In a way, it was one last joke at Liverpool’s expense. Right, you’ve won the league for the first time in 30 years on a baking summer’s evening: now everybody, stay at home! And of course, most did. They’re the ones you probably didn’t see. They stayed at home in Kinshasa and Kuala Lumpur, in Malmö and Manhattan, in Wallasey and West Derby. They gathered in WhatsApp groups and Zoom watchalongs and sat in their living rooms and bedrooms, quietly savouring.
Meanwhile, a few went out. They’re the ones you probably did see: the ones waving their red smoke canisters, holding up their replica Premier League trophies, tooting their horns. In recent weeks there was a strange pseudo-debate over the prospect of Liverpool fans descending on Anfield to celebrate their title win. On one side we were presented with the idea of football fan as brainless beefcake, drawn irrevocably to revelry like a fly to shit. On the other, the football fan as noble and pious martyr, whose intrinsic virtue must never be questioned, let alone impugned.
Perhaps it ultimately should have surprised nobody that football fans are neither superior people, nor inferior people, but simply people. In moments of triumph or moments of trauma, football offers something we all need from somewhere: shared pride, a common emotional canvas, a sense of belonging at a time when we have scarcely felt more apart from each other. Winning your first championship since 1990, an achievement that for many will have been a lifelong consumption: is the urge to seek out human companionship at a moment like this really so strange?

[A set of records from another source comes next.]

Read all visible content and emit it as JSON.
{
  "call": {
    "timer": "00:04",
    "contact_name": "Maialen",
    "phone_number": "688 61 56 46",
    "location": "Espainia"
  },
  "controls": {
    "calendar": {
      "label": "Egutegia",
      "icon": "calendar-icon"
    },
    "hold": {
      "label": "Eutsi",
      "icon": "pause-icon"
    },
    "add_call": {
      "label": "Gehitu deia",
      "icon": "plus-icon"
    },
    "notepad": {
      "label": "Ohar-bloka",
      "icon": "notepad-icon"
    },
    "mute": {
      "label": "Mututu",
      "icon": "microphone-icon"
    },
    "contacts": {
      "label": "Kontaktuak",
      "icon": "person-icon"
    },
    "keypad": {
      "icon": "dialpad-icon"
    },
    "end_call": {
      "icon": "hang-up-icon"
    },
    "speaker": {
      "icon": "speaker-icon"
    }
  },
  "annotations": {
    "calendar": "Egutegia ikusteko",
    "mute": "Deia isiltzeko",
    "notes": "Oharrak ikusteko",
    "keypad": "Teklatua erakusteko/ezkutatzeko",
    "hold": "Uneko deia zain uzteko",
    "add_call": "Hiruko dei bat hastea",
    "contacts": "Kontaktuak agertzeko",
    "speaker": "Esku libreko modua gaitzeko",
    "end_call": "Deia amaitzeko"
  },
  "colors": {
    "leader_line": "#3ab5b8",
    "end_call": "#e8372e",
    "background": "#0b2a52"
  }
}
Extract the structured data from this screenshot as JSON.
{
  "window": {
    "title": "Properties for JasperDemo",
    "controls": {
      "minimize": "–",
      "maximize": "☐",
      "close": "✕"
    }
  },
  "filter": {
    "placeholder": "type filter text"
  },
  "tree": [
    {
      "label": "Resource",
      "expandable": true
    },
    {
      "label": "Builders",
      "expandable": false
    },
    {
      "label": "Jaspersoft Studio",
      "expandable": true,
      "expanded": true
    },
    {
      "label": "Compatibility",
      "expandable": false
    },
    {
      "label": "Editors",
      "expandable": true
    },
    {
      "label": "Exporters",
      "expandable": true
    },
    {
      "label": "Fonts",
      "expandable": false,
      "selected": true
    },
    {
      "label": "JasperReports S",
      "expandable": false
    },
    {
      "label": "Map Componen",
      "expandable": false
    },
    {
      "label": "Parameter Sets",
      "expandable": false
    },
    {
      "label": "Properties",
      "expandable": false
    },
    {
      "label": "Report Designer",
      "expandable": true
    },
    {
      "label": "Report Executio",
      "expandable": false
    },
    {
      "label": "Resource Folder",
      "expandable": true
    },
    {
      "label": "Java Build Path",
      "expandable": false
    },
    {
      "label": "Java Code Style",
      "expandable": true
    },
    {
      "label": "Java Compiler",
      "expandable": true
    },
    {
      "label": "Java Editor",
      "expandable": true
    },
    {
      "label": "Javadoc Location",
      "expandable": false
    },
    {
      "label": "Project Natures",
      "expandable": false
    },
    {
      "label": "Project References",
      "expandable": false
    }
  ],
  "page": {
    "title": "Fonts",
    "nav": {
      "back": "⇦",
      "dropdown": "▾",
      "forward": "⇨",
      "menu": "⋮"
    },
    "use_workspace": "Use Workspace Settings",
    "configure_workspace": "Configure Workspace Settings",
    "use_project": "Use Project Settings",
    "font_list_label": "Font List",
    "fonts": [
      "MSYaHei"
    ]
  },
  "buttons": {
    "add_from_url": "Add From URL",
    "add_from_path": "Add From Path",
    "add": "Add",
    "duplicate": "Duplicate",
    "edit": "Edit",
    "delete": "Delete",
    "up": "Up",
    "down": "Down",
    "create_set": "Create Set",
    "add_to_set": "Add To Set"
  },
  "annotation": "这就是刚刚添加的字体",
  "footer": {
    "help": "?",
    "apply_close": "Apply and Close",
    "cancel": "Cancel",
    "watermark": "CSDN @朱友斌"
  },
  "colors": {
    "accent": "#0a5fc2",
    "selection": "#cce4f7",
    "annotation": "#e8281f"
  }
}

Of course, at most clubs, “30 years of hurt” that also generated 14 major trophies – including two Champions Leagues – is the sort of drought fans would happily sign up for. Yet Liverpool has never judged itself by the standards of most clubs, or indeed by the standards of most cities. Partly this is a question of geography, partly a question of culture, partly a question of politics. A proud port town that has traditionally looked outwards to the high seas, rather than inwards to its own country, for inspiration and kinship. You didn’t need to be a Militant-voting, flag-waving scouse separatist to feel the disconnect. The sense that England was some other place, over there, and that on some level the feeling was entirely mutual.
The unashamed exceptionalism that has fuelled some of Liverpool’s proudest achievements as a city has also turned it into a target. It’s 16 years since the infamous Spectator leader that chided the people of Liverpool for wallowing in their “victim status”, for “an excessive predilection for welfarism”, for refusing to “accept that they might have made any contribution to their misfortunes”. And yet to this day, trawl through online forums or read social media or listen to chants by rival fans, and you will hear those very same tropes rehashed in one form or another. The editor who published the article, meanwhile, just so happens to be the prime minister.
And so with the possible exception of Manchester United, there is no other club in English football in whom rival fans are more emotionally invested, no club whose failures and calamities are more eagerly awaited or celebrated. The unbridled glee with which many fans still celebrate their title collapse in 2014 – Demba Ba, Stevie Gerrard, that slip, that song – is hard to imagine ever being replicated for, say, Chelsea or Tottenham or Manchester City.
Perhaps inevitably, Liverpool’s modern narrative has been built on resistance, of overcoming the odds, of taking on greater powers: whether over Hillsborough, or the tide of new money that transformed English football in the early 2000s, or even in protesting against their own owners. Above all, they have been railing against the idea that this is a place with more past than future, that their golden era has gone for good. That hurricane of rage, of irresistible just cause, has fuelled some of their greatest triumphs on a football pitch: Olympiakos 2004, West Ham 2006, Barcelona 2019. But over a gruelling 38-game season, it has more often proved a millstone.
The crowning achievement of Jürgen Klopp, therefore, has been to overcome the challenge that has ultimately sunk every one of his predecessors: to block out the noise. To set history to one side. To shout down the cynics and the doubters with a new and unanswerable cry of their own. There is a widespread perception of Klopp’s team as an essentially emotional vehicle: one fuelled by passion and fervour and the irresistible Anfield roar. In fact, this season Liverpool’s football is more accurately defined as the pursuit of immaculate, imperial control: an ordered, structured unit built on rock-solid defence, relentless pressing, endlessly rehearsed patterns of play, an even temper. Half of their 28 wins have been by a single goal: the highest proportion of any champions since Leicester in 2016.
In order to make history, first Liverpool had to let it go. It’s tempting to spy parallels between the Liverpool of the 1980s – a city scarred by discord and decay – and the Liverpool of 2020, a city labouring under a decade of austerity, whose finances are in their worst state since the second world war, according to the mayor, Joe Anderson.
But at the very least, the red half of Liverpool will cherish this rare moment of communion: one of those times when everything else seems to fall silent, and all you can hear is singing.